04/04/12 Baltimore, Maryland – Volatility tends to correlate with risk, but not always with return. Skydiving delivers more heart-stopping thrills than chess, but it also produces more heart-stopping disasters. Driving a Formula 1 race car produces a lot more million-dollar paydays than sitting in a La-Z-Boy. But no one ever crashed their La-Z-Boy into a wall and burst into flames.Read the rest here.
At least skydivers and race car drivers understand their risks — more or less — and are knowingly accepting these risks in the pursuit of a particular reward. By contrast, many investors assume risks unwittingly, and out of all proportion to the potential rewards.
They are driving race cars, not to win millions of dollars, but to win a $50 gift card to Dave & Busters. They are tight-rope walking across Iguazu Falls, not to obtain international acclaim and a possible movie deal, but simply to get to the other side. That’s not a good trade.

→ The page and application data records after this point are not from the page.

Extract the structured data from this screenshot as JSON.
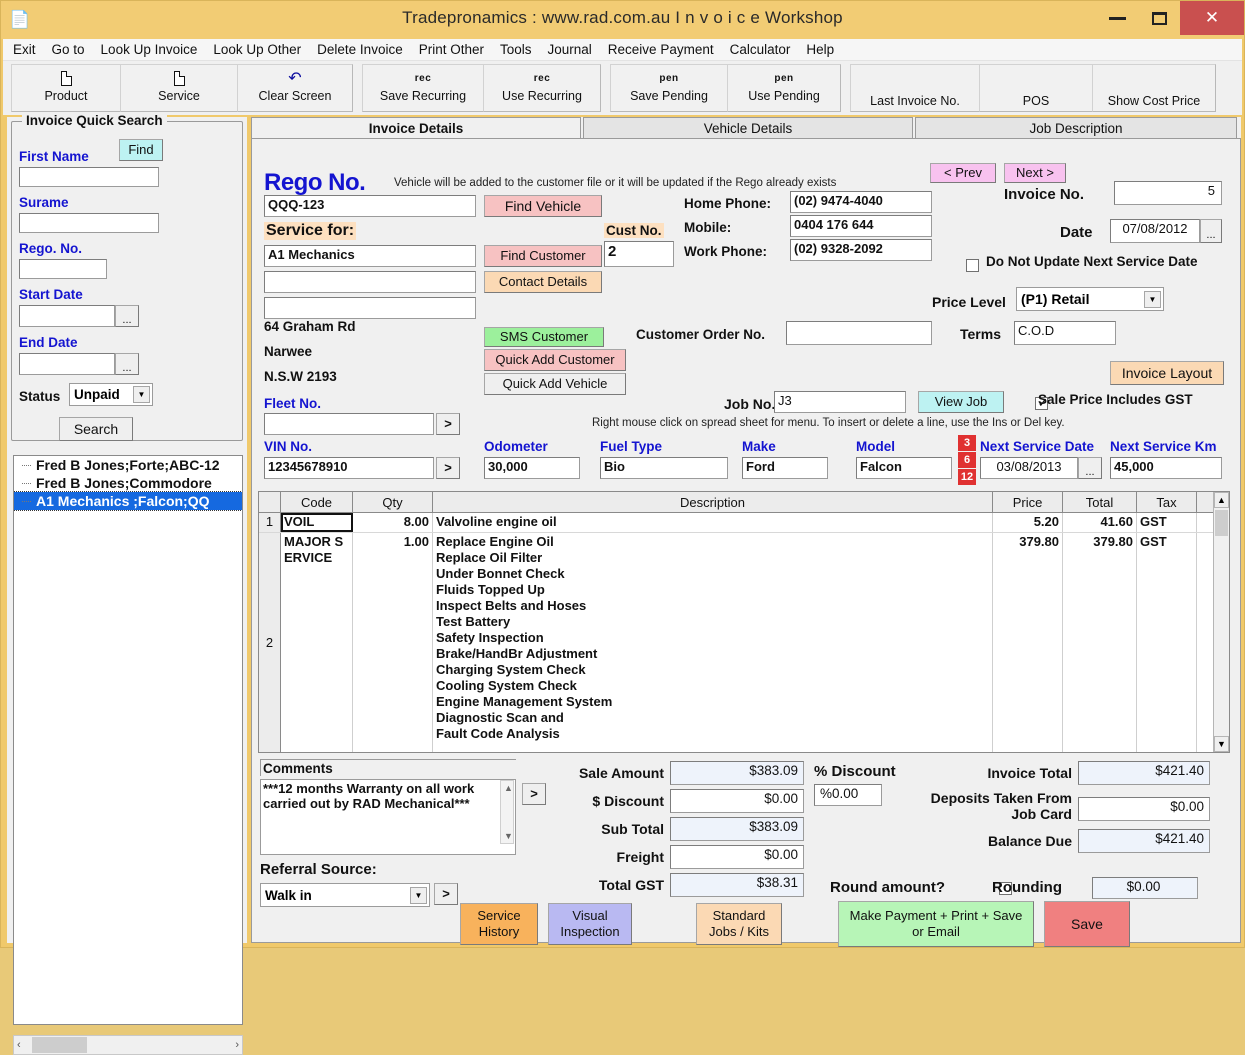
{
  "window": {
    "title": "Tradepronamics :  www.rad.com.au    I n v o i c e   Workshop",
    "minimize": "—",
    "maximize": "❐",
    "close": "✕"
  },
  "menubar": [
    {
      "label": "Exit"
    },
    {
      "label": "Go to"
    },
    {
      "label": "Look Up Invoice"
    },
    {
      "label": "Look Up Other"
    },
    {
      "label": "Delete Invoice"
    },
    {
      "label": "Print Other"
    },
    {
      "label": "Tools"
    },
    {
      "label": "Journal"
    },
    {
      "label": "Receive Payment"
    },
    {
      "label": "Calculator"
    },
    {
      "label": "Help"
    }
  ],
  "toolbar": [
    {
      "icon": "document-icon",
      "icon_text": "",
      "label": "Product"
    },
    {
      "icon": "document-icon",
      "icon_text": "",
      "label": "Service"
    },
    {
      "icon": "undo-arrow-icon",
      "icon_text": "↶",
      "label": "Clear Screen"
    },
    {
      "icon": "rec-icon",
      "icon_text": "rec",
      "label": "Save  Recurring"
    },
    {
      "icon": "rec-icon",
      "icon_text": "rec",
      "label": "Use Recurring"
    },
    {
      "icon": "pen-icon",
      "icon_text": "pen",
      "label": "Save Pending"
    },
    {
      "icon": "pen-icon",
      "icon_text": "pen",
      "label": "Use Pending"
    },
    {
      "icon": "none",
      "icon_text": "",
      "label": "Last Invoice No."
    },
    {
      "icon": "none",
      "icon_text": "",
      "label": "POS"
    },
    {
      "icon": "none",
      "icon_text": "",
      "label": "Show Cost Price"
    }
  ],
  "quick_search": {
    "group_title": "Invoice Quick Search",
    "find_button": "Find",
    "first_name_label": "First Name",
    "first_name_value": "",
    "surname_label": "Surame",
    "surname_value": "",
    "rego_label": "Rego. No.",
    "rego_value": "",
    "start_date_label": "Start Date",
    "start_date_value": "",
    "end_date_label": "End Date",
    "end_date_value": "",
    "dots": "...",
    "status_label": "Status",
    "status_value": "Unpaid",
    "search_button": "Search"
  },
  "results": [
    {
      "label": "Fred B Jones;Forte;ABC-12",
      "selected": false
    },
    {
      "label": "Fred B Jones;Commodore",
      "selected": false
    },
    {
      "label": "A1 Mechanics  ;Falcon;QQ",
      "selected": true
    }
  ],
  "hscroll": {
    "left": "‹",
    "right": "›"
  },
  "tabs": [
    {
      "label": "Invoice Details",
      "active": true
    },
    {
      "label": "Vehicle Details",
      "active": false
    },
    {
      "label": "Job Description",
      "active": false
    }
  ],
  "form": {
    "rego_label": "Rego No.",
    "rego_note": "Vehicle will be added to the customer file or it will be updated if the Rego already exists",
    "rego_value": "QQQ-123",
    "find_vehicle_button": "Find Vehicle",
    "service_for_label": "Service for:",
    "service_for_value": "A1 Mechanics",
    "service_for_line2": "",
    "service_for_line3": "",
    "find_customer_button": "Find Customer",
    "contact_details_button": "Contact Details",
    "cust_no_label": "Cust No.",
    "cust_no_value": "2",
    "address_line1": "64 Graham Rd",
    "address_line2": "Narwee",
    "address_line3": "N.S.W  2193",
    "sms_customer_button": "SMS Customer",
    "quick_add_customer_button": "Quick Add Customer",
    "quick_add_vehicle_button": "Quick Add Vehicle",
    "fleet_no_label": "Fleet No.",
    "fleet_no_value": "",
    "vin_no_label": "VIN No.",
    "vin_no_value": "12345678910",
    "arrow_button": ">",
    "odometer_label": "Odometer",
    "odometer_value": "30,000",
    "fuel_type_label": "Fuel Type",
    "fuel_type_value": "Bio",
    "make_label": "Make",
    "make_value": "Ford",
    "model_label": "Model",
    "model_value": "Falcon",
    "home_phone_label": "Home Phone:",
    "home_phone_value": "(02) 9474-4040",
    "mobile_label": "Mobile:",
    "mobile_value": "0404 176 644",
    "work_phone_label": "Work Phone:",
    "work_phone_value": "(02) 9328-2092",
    "customer_order_label": "Customer Order No.",
    "customer_order_value": "",
    "prev_button": "< Prev",
    "next_button": "Next >",
    "invoice_no_label": "Invoice No.",
    "invoice_no_value": "5",
    "date_label": "Date",
    "date_value": "07/08/2012",
    "date_dots": "...",
    "do_not_update_label": "Do Not Update Next Service Date",
    "do_not_update_checked": false,
    "price_level_label": "Price Level",
    "price_level_value": "(P1) Retail",
    "terms_label": "Terms",
    "terms_value": "C.O.D",
    "invoice_layout_button": "Invoice Layout",
    "job_no_label": "Job No.",
    "job_no_value": "J3",
    "view_job_button": "View Job",
    "sale_price_gst_label": "Sale Price Includes GST",
    "sale_price_gst_checked": true,
    "grid_hint": "Right mouse click on spread sheet for menu. To insert or delete a line, use the Ins or Del key.",
    "service_interval_buttons": [
      "3",
      "6",
      "12"
    ],
    "next_service_date_label": "Next Service Date",
    "next_service_date_value": "03/08/2013",
    "next_service_date_dots": "...",
    "next_service_km_label": "Next Service Km",
    "next_service_km_value": "45,000"
  },
  "grid": {
    "columns": [
      "",
      "Code",
      "Qty",
      "Description",
      "Price",
      "Total",
      "Tax"
    ],
    "rows": [
      {
        "no": "1",
        "code": "VOIL",
        "qty": "8.00",
        "description": [
          "Valvoline engine oil"
        ],
        "price": "5.20",
        "total": "41.60",
        "tax": "GST",
        "selected": true
      },
      {
        "no": "2",
        "code": "MAJOR SERVICE",
        "qty": "1.00",
        "description": [
          "Replace Engine Oil",
          "Replace Oil Filter",
          "Under Bonnet Check",
          "Fluids Topped Up",
          "Inspect Belts and Hoses",
          "Test Battery",
          "Safety Inspection",
          "Brake/HandBr Adjustment",
          "Charging System Check",
          "Cooling System Check",
          "Engine Management System",
          "Diagnostic Scan and",
          "Fault Code Analysis"
        ],
        "price": "379.80",
        "total": "379.80",
        "tax": "GST",
        "selected": false
      }
    ]
  },
  "comments": {
    "label": "Comments",
    "value": "***12 months Warranty on all work carried out by RAD Mechanical***",
    "arrow_button": ">"
  },
  "referral": {
    "label": "Referral Source:",
    "value": "Walk in",
    "arrow_button": ">"
  },
  "totals": {
    "sale_amount_label": "Sale Amount",
    "sale_amount_value": "$383.09",
    "discount_dollar_label": "$ Discount",
    "discount_dollar_value": "$0.00",
    "sub_total_label": "Sub Total",
    "sub_total_value": "$383.09",
    "freight_label": "Freight",
    "freight_value": "$0.00",
    "total_gst_label": "Total GST",
    "total_gst_value": "$38.31",
    "discount_pct_label": "% Discount",
    "discount_pct_value": "%0.00",
    "invoice_total_label": "Invoice Total",
    "invoice_total_value": "$421.40",
    "deposits_label": "Deposits Taken From Job Card",
    "deposits_value": "$0.00",
    "balance_due_label": "Balance Due",
    "balance_due_value": "$421.40",
    "round_amount_label": "Round amount?",
    "round_amount_checked": false,
    "rounding_label": "Rounding",
    "rounding_value": "$0.00"
  },
  "bottom_buttons": {
    "service_history": "Service\nHistory",
    "service_history_l1": "Service",
    "service_history_l2": "History",
    "visual_inspection_l1": "Visual",
    "visual_inspection_l2": "Inspection",
    "standard_jobs_l1": "Standard",
    "standard_jobs_l2": "Jobs / Kits",
    "make_payment_l1": "Make Payment + Print + Save",
    "make_payment_l2": "or Email",
    "save": "Save"
  },
  "colors": {
    "title_bg": "#f2cc74",
    "close_btn": "#c9504f",
    "accent_blue": "#1414d0",
    "selection_blue": "#1569e0",
    "pink_button": "#f7c2c2",
    "green_button": "#9cf09c",
    "red_button": "#f08080",
    "peach_button": "#fbd9b4",
    "lavender_button": "#b9b9f2",
    "orange_button": "#f8b25c",
    "magenta_button": "#f8c2ef",
    "cyan_button": "#bdf2f2",
    "service_tick_red": "#e03131"
  }
}
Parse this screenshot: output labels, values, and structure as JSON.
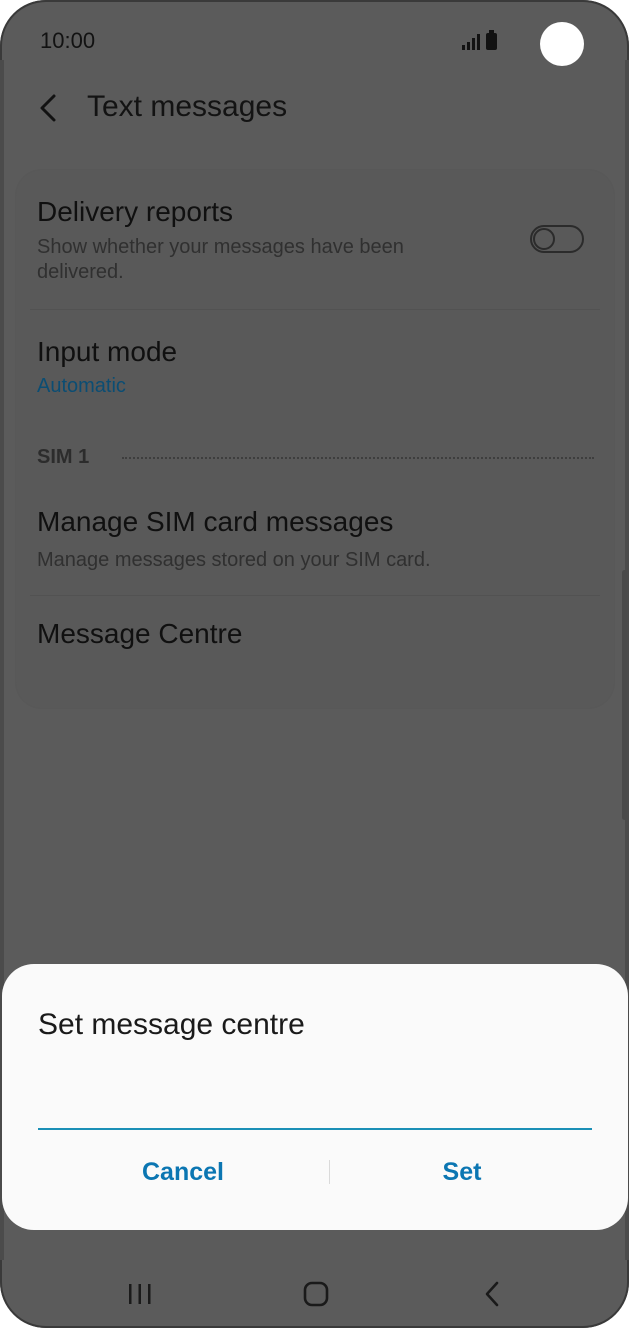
{
  "status_bar": {
    "time": "10:00",
    "signal_icon": "signal-icon",
    "battery_icon": "battery-icon"
  },
  "header": {
    "back_icon": "back-arrow-icon",
    "title": "Text messages"
  },
  "settings": {
    "delivery_reports": {
      "title": "Delivery reports",
      "description": "Show whether your messages have been delivered.",
      "toggle_on": false
    },
    "input_mode": {
      "title": "Input mode",
      "value": "Automatic"
    },
    "section_label": "SIM 1",
    "manage_sim": {
      "title": "Manage SIM card messages",
      "description": "Manage messages stored on your SIM card."
    },
    "message_centre": {
      "title": "Message Centre"
    }
  },
  "dialog": {
    "title": "Set message centre",
    "input_value": "",
    "cancel_label": "Cancel",
    "set_label": "Set"
  },
  "nav_bar": {
    "recent_icon": "recent-apps-icon",
    "home_icon": "home-icon",
    "back_icon": "nav-back-icon"
  },
  "colors": {
    "accent": "#0b76b2",
    "input_underline": "#1a8fb6",
    "value_text": "#0b4d73",
    "dim_background": "#5b5b5b",
    "dialog_background": "#fafafa"
  }
}
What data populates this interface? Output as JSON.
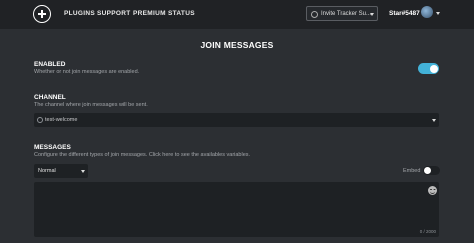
{
  "nav": {
    "links": [
      "PLUGINS",
      "SUPPORT",
      "PREMIUM",
      "STATUS"
    ],
    "server_name": "Invite Tracker Su...",
    "username": "Star#5487"
  },
  "page": {
    "title": "JOIN MESSAGES"
  },
  "enabled": {
    "title": "ENABLED",
    "description": "Whether or not join messages are enabled.",
    "is_on": true,
    "accent_color": "#43b2d8"
  },
  "channel": {
    "title": "CHANNEL",
    "description": "The channel where join messages will be sent.",
    "selected": "test-welcome"
  },
  "messages": {
    "title": "MESSAGES",
    "description": "Configure the different types of join messages. Click here to see the availables variables.",
    "type_selected": "Normal",
    "embed_label": "Embed",
    "embed_on": false,
    "text_value": "",
    "char_count": "0 / 2000"
  }
}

While economics is a common thread topic on this blog, I almost never offer specific investment advice. The only exception I can recall making is that I do endorse the late Harry Browne's Permanent Portfolio for those who by choice or necessity are conservative investors. The mutual fund of the same name (ticker symbol PRPFX) also works and is one of very few actively managed mutual funds (which are usually a rip off) that I could support.